Since being out here, I’ve been living off around £15-20 a day, that includes a room, food and drink, massages, boat trips and anything else that comes my way. My best experiences so far? The ones that cost barely any money at all – watching the sun set over the islands, snorkelling with fish, eating street food with new friends, jungle trekking… I could go on. Coming to South East Asia has really helped show me the value of my money, mainly because everything is so cheap here. By converting every amount, it really makes you think about what you are spending and the bartering makes it okay to argue over every last penny.

It’s refreshing to be in a place where the goal is to spend the least amount, I always feel like the UK is all about having the newest, shiniest, most expensive brand name going. But what does it really matter? And what does it really add to your life? I remember that cycle so well, seeing something in a shop window, feeling that pull to buy it and then, when you finally have it at home, feeling guilty for your purchases. But here, I’m rendered back to basics and I love it. It’s such a freeing feeling to be out of the cycle and it makes me realise quite how ridiculous it was to be in it. It sounds cheesy and I know it’s all over those Instagram quotes, but out here you really do collect memories instead of things – I suppose when you carry everything you own on your back – memories are nice and light to carry in your mind.

But of course, there are some things I am missing from home:

  1. Toilets that flush without three buckets of water
  2. My electric toothbrush
  3. My phone working
  4. A time when I wasn’t covered in mosquito bites
  5. I genuinely cannot even think of a fifth one… That’s how much I love it here.

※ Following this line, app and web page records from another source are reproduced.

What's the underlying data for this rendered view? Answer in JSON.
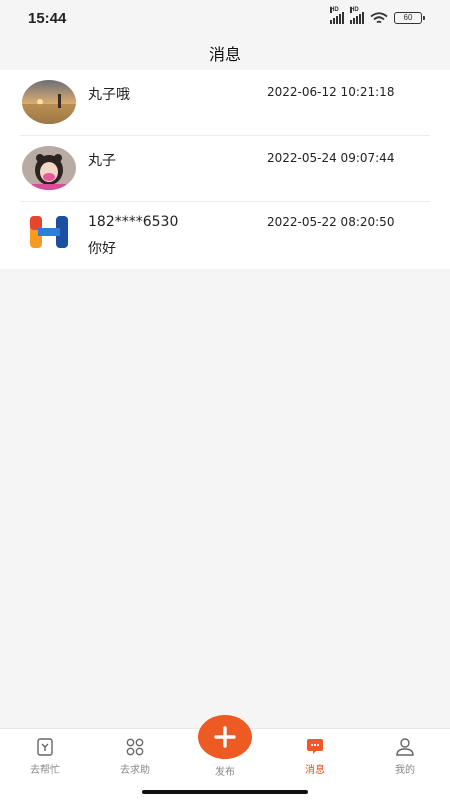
{
  "status_bar": {
    "time": "15:44",
    "battery": "60",
    "signal_label": "HD"
  },
  "header": {
    "title": "消息"
  },
  "messages": [
    {
      "name": "丸子哦",
      "time": "2022-06-12 10:21:18",
      "text": ""
    },
    {
      "name": "丸子",
      "time": "2022-05-24 09:07:44",
      "text": ""
    },
    {
      "name": "182****6530",
      "time": "2022-05-22 08:20:50",
      "text": "你好"
    }
  ],
  "tabbar": {
    "items": [
      {
        "label": "去帮忙",
        "icon": "help-task-icon"
      },
      {
        "label": "去求助",
        "icon": "grid-icon"
      },
      {
        "label": "发布",
        "icon": "plus-icon"
      },
      {
        "label": "消息",
        "icon": "chat-icon"
      },
      {
        "label": "我的",
        "icon": "user-icon"
      }
    ],
    "accent_color": "#ee5a23"
  }
}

What makes you truly happy? What couldn’t you live without if you were away backpacking for a year? Been away travelling – what home comforts did you miss the most?

Ab Lucy sign off